- The U.S. House of Representatives on Wednesday passed Sami's Law, a bill that requires ride-hailing companies to implement a digital driver verification system for passengers to use when entering a vehicle.
- The legislation would also ban anyone except ride-hailing companies from selling identifying signage — such as stickers that indicate an Uber or Lyft vehicle — that drivers typically place on their windows, and would direct the Government Accountability Office (GAO) to study incidences of assaults and conduct background checks on prospective drivers.
- The bill, passed by voice vote, was named for Samantha Josephson, who was killed last year in Columbia, SC by a man pretending to be her Uber driver. The bill's future in the Senate is unclear.

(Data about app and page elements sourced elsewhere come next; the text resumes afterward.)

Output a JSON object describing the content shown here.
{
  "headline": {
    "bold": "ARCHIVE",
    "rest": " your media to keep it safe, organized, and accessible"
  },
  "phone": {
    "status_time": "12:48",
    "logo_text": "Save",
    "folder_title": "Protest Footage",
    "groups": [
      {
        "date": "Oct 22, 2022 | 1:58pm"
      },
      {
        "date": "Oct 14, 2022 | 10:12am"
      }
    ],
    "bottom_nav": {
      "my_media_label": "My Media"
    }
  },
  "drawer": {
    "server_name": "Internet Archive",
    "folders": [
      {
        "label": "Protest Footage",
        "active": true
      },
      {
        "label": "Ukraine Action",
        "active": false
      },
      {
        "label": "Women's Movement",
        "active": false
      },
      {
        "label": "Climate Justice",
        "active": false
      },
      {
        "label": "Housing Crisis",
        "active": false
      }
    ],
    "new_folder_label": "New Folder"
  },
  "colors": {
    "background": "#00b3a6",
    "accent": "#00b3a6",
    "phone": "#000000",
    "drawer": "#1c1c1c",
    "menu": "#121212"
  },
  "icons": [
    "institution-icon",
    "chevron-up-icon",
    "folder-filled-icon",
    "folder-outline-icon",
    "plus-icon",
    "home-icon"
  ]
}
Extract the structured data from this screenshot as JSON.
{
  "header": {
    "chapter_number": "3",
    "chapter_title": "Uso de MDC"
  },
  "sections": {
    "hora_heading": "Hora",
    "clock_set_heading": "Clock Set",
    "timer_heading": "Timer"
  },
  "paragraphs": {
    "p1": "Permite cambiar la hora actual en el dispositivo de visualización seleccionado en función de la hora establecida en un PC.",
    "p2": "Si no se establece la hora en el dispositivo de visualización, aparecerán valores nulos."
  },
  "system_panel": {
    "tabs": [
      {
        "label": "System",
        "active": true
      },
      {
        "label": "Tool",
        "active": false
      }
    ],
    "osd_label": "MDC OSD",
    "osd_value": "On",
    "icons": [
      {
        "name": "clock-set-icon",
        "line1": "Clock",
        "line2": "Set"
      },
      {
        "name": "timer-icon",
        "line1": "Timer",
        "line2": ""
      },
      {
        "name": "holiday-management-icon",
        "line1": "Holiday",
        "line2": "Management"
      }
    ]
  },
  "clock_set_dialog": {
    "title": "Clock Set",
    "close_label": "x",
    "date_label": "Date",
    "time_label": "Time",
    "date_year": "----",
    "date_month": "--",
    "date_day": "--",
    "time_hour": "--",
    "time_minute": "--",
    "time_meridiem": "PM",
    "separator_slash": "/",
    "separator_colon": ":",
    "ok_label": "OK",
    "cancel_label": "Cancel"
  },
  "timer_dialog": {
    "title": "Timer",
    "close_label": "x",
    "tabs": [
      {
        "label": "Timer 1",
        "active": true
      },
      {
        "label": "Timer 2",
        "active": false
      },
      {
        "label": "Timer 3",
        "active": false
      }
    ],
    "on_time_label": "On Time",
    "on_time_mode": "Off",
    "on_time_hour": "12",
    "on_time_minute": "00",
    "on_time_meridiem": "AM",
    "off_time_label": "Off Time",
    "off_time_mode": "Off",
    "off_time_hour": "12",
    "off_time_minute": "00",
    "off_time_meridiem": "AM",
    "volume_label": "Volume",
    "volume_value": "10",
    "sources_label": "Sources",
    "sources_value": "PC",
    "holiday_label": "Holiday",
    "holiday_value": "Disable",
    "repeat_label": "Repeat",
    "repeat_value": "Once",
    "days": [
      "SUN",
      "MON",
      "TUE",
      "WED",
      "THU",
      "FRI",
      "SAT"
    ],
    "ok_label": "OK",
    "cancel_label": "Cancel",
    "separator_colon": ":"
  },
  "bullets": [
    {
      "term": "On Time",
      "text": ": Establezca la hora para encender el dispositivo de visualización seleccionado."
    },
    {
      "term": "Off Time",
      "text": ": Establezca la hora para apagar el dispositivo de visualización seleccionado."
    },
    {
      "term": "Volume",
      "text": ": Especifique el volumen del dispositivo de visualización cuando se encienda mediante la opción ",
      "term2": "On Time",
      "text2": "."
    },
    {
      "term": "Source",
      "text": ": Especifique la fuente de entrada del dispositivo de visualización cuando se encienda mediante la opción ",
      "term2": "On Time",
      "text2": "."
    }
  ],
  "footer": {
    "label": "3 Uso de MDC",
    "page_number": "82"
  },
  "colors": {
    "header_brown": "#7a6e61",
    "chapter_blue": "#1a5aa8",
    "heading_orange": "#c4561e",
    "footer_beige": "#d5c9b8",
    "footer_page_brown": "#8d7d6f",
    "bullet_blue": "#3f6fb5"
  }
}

This national effort follows moves from the state legislatures in South Carolina and New Jersey, which both passed their own versions of Sami's Law last year. Josephson was a native of New Jersey, and was a senior at the University of South Carolina when she was murdered by Nathaniel Rowland, who posed as an Uber driver.
During floor debate on the bill, Rep. Peter DeFazio, D-OR, who chairs the House Transportation and Infrastructure Committee that helped advance Sami's Law, called on lawmakers to take their roles as ride-hailing regulators seriously.
"Lawmakers at the Federal, State, and local level need to think beyond whether ride-hailing gets people from point A to point B, and work to ensure that [ride-hailing companies] deliver a public service safely and equitably, not a race to the bottom for passengers and transportation workers," DeFazio said. "This bill is an important step in setting an appropriate regulatory floor."
DeFazio also credited ride-hailing giants Uber and Lyft for being "finally willing to come to the table and agree to the basic safety precautions" in the legislation. This marks something of a departure from a committee hearing last year where DeFazio scolded them both for not sending representatives. Both companies appear supportive of the legislation, but could not be reached for comment.
This may not be the last of national regulations designed to improve the safety of ride-hailing. Among other things discussed at that hearing was a need to bolster background checks and maybe introduce features like fingerprinting.
DeFazio said during his floor speech that Sami's Law is the "first step in federal oversight" of the industry. In the hearing last year, lawmakers tackled other areas of ride-hailing, including companies' labor models in light of California's AB5 legislation, which limits the classification of drivers as independent contractors and boosts employee protections.
Matt Curtis, founder of the Smart City Policy Group, said in an interview last year that lawmakers could learn from other areas of the automotive industry when considering ride-hailing regulations and safety improvements. Curtis cited the examples of requiring seat belts, windshield wipers and headlights in cars, all of which were made compulsory through national regulations.
"This is essentially the same thing," Curtis told Smart Cities Dive at the time. "We want to create a level of safety for when people are getting in the back of a car, that there's as slim a chance as possible of there being any bad activity happening while in that vehicle."